Zimmermann’s early experiences in education came when she was a Peace Corps volunteer in Ukraine helping train future teachers. “I fell in love with working in a school, working shoulder to shoulder with teachers. We were able to do so many cool projects together and infuse different curricula into the classroom,” she said. For example, Zimmermann helped teachers develop a debate camp that culminated in a debate competition and create an English language camp for local high school students that was taught by the students who were training to be future English teachers. “At the camp, students in our teacher training program were co-teachers to deliver and practice work-based learning. This helped the local high school students who wanted to learn practical English and helped these future teachers get an early taste of what it would be like to lead your own classroom.”
After three years in Ukraine, Zimmermann moved to Washington, DC to gain a big-picture perspective on the education system. Her first job here was with the U.S. Department of Education in the Office of Postsecondary Education. “I had the opportunity to work with the Assistant Secretary for Career and Technical and Adult Education,” she recalled. “I realized that I had known about CTE my entire life, but I didn’t have a name for it before.”
“My father worked as a line worker for the phone company. As the telecommunications industry evolved and digital and internet became the norm, he had to do more training. That showed me how technical skills have currency. No matter what happens in the economy you’re going to have a safety net when you can use those skills in so many different ways.”
When Zimmermann left the Department of Education, she took a position with Advance CTE, a national nonprofit organization working to collect, promote, and disseminate best practices in CTE around the country. “I was excited to move into public policy, where I had the opportunity to get a sense of the whole landscape of CTE, including in high schools, technical colleges, and apprenticeships.”
She then moved into a new role within the organization doing leadership development for new state leaders of CTE. “I loved working closely with our members to identify challenges and find resources and best practices to tackle those challenges.

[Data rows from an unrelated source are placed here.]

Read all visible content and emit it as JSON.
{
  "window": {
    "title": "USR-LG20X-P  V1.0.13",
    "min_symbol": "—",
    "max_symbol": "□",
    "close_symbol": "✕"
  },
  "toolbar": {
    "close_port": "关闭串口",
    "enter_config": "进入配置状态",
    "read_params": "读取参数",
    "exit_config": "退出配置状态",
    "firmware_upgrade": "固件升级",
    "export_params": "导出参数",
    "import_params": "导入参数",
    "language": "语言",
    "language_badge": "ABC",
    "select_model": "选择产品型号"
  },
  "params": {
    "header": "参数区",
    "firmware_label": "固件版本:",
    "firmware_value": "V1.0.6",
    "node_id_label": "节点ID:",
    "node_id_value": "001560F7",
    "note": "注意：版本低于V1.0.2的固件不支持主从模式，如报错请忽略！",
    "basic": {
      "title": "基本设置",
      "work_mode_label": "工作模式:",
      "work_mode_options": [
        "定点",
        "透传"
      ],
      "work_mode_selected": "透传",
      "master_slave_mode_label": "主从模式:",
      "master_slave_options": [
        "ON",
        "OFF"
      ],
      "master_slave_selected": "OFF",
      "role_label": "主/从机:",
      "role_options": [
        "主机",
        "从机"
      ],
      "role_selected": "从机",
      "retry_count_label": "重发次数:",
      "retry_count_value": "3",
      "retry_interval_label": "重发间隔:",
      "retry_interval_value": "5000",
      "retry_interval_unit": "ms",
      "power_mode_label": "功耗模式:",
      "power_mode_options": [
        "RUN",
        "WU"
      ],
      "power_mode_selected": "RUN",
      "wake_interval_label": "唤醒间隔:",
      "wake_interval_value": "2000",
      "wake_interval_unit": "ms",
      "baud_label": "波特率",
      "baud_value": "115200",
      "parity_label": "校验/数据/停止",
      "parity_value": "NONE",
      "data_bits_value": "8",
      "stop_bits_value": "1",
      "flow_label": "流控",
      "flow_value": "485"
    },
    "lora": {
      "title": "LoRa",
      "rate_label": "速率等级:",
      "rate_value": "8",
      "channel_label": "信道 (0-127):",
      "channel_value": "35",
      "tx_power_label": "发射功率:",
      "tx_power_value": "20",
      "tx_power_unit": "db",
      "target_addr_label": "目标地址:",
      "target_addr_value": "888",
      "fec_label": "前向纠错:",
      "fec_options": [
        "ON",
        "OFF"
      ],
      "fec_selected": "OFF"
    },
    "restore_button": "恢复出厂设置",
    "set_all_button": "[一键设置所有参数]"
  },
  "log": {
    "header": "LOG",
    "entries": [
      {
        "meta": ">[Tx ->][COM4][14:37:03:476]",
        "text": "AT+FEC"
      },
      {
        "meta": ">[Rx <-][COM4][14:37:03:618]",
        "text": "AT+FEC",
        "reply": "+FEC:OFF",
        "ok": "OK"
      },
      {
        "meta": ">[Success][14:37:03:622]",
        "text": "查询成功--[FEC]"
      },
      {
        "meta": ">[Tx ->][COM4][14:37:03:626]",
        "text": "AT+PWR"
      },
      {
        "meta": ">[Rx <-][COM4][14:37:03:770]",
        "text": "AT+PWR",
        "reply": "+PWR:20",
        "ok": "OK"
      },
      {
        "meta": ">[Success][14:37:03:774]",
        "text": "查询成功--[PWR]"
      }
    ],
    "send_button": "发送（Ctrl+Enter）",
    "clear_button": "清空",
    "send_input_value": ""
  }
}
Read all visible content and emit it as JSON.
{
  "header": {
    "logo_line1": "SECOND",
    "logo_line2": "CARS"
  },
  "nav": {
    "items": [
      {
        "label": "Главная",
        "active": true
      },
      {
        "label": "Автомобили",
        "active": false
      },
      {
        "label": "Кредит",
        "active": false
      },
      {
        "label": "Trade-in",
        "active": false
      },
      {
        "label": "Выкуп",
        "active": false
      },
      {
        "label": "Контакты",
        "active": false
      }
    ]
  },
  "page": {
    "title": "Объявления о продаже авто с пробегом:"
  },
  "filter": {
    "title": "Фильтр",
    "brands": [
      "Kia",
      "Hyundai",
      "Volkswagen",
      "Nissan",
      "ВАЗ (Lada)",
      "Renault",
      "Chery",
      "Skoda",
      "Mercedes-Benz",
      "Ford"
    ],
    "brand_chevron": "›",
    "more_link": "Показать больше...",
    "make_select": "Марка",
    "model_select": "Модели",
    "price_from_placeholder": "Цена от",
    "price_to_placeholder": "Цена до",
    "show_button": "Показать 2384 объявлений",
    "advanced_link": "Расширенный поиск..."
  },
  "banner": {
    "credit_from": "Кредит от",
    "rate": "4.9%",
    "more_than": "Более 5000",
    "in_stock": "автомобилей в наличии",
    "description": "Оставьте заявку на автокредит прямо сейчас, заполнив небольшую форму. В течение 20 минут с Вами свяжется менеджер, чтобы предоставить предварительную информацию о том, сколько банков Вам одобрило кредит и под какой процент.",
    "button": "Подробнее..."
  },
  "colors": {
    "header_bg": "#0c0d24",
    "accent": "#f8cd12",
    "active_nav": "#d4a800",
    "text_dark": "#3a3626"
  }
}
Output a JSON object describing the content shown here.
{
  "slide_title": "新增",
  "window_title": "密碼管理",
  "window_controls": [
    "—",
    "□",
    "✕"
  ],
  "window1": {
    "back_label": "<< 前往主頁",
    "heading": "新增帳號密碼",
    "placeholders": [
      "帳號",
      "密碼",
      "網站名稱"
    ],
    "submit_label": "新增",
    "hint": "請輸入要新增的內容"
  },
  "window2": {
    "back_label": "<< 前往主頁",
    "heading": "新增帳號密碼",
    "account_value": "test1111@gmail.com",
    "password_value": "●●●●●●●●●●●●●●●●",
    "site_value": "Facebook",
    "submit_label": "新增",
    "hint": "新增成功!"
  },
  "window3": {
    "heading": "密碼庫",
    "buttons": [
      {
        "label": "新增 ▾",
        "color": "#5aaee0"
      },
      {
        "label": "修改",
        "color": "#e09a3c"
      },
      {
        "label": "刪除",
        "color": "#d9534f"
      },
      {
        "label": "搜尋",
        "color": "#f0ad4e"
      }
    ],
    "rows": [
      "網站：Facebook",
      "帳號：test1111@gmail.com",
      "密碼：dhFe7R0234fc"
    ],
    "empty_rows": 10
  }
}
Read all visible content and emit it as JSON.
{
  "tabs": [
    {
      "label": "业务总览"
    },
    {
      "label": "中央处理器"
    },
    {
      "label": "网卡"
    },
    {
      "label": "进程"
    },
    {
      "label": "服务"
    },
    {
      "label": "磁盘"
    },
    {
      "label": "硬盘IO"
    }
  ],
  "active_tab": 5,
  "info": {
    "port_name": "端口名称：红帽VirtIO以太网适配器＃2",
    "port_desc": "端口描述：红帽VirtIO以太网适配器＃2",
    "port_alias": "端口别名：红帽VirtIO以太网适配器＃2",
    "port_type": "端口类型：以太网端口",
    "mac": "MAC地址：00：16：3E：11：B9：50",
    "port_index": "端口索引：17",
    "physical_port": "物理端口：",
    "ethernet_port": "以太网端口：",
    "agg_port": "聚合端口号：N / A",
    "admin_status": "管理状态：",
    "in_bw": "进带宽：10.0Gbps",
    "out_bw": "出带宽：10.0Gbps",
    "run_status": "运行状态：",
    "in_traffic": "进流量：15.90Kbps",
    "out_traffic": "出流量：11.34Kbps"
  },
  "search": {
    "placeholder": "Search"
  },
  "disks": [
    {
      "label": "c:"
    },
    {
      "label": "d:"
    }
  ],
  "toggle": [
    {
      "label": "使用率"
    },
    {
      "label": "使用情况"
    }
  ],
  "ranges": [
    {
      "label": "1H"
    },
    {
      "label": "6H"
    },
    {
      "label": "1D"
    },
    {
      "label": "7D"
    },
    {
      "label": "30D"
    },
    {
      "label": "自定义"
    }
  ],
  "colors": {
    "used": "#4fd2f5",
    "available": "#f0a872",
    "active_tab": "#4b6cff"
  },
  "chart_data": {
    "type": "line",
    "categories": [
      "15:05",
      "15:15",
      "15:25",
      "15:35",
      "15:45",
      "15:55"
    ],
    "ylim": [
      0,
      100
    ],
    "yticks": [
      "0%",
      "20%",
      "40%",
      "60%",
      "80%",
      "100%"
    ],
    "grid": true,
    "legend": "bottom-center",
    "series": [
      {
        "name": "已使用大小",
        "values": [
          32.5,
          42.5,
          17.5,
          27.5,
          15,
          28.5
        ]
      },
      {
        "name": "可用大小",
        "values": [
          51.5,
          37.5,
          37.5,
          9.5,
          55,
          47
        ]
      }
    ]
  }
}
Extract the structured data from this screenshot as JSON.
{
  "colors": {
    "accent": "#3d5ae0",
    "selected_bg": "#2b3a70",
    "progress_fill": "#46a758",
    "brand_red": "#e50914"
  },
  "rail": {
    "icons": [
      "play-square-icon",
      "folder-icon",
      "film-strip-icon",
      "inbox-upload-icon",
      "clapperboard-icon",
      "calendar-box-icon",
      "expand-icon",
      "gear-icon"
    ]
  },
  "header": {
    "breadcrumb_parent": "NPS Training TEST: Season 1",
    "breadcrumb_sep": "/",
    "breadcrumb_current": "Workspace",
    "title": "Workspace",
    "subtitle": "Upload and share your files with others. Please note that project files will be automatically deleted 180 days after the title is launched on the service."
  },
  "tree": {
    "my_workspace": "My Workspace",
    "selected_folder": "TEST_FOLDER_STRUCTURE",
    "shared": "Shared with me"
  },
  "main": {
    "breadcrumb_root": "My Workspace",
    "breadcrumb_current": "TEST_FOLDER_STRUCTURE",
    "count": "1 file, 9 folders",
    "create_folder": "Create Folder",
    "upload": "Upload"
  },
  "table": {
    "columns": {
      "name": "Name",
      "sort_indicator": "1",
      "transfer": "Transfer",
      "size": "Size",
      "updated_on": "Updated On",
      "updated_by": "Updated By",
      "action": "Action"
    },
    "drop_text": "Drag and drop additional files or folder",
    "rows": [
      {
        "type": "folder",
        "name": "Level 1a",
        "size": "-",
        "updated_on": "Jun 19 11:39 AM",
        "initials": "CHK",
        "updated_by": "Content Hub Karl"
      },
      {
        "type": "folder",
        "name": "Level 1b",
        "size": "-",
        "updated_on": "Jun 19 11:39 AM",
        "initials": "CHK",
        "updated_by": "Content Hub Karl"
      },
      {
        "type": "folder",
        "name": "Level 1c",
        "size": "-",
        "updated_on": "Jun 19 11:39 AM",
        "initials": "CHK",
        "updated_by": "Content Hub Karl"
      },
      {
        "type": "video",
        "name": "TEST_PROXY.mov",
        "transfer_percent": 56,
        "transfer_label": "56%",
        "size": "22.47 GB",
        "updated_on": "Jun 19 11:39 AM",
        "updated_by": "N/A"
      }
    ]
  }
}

It gave me an understanding of how states and local schools were improving outcomes for students.”
Now, at IDEA, Zimmermann looks forward to putting those ideas to use. “I want to make sure that every IDEA scholar has experiences across the continuum of work-based learning,” she explained. “That includes career exploration such as career fairs and guest speakers all the way to more intensive exposure such as internships and apprenticeships.” Creating connections between academic disciplines and CTE classes--such as integrating environmental science and green entrepreneurship--is another priority.
“I’m excited to be collaborating with teachers in this role,” Zimmerman said. “Teachers are so creative and I want to support them and our scholars in finding new ways to teach and learn together.”
Programs that fall under the Zimmermann’s purview include the Academy of Construction and Design, the Child Development Associate program, video game design and coding, green entrepreneurship, graphic design and print entrepreneurship, Urban Alliance and other internships, and dual enrollment with the University of the District of Columbia Community College.
You can contact Zimmermann at firstname.lastname@example.org or 202.399.4750.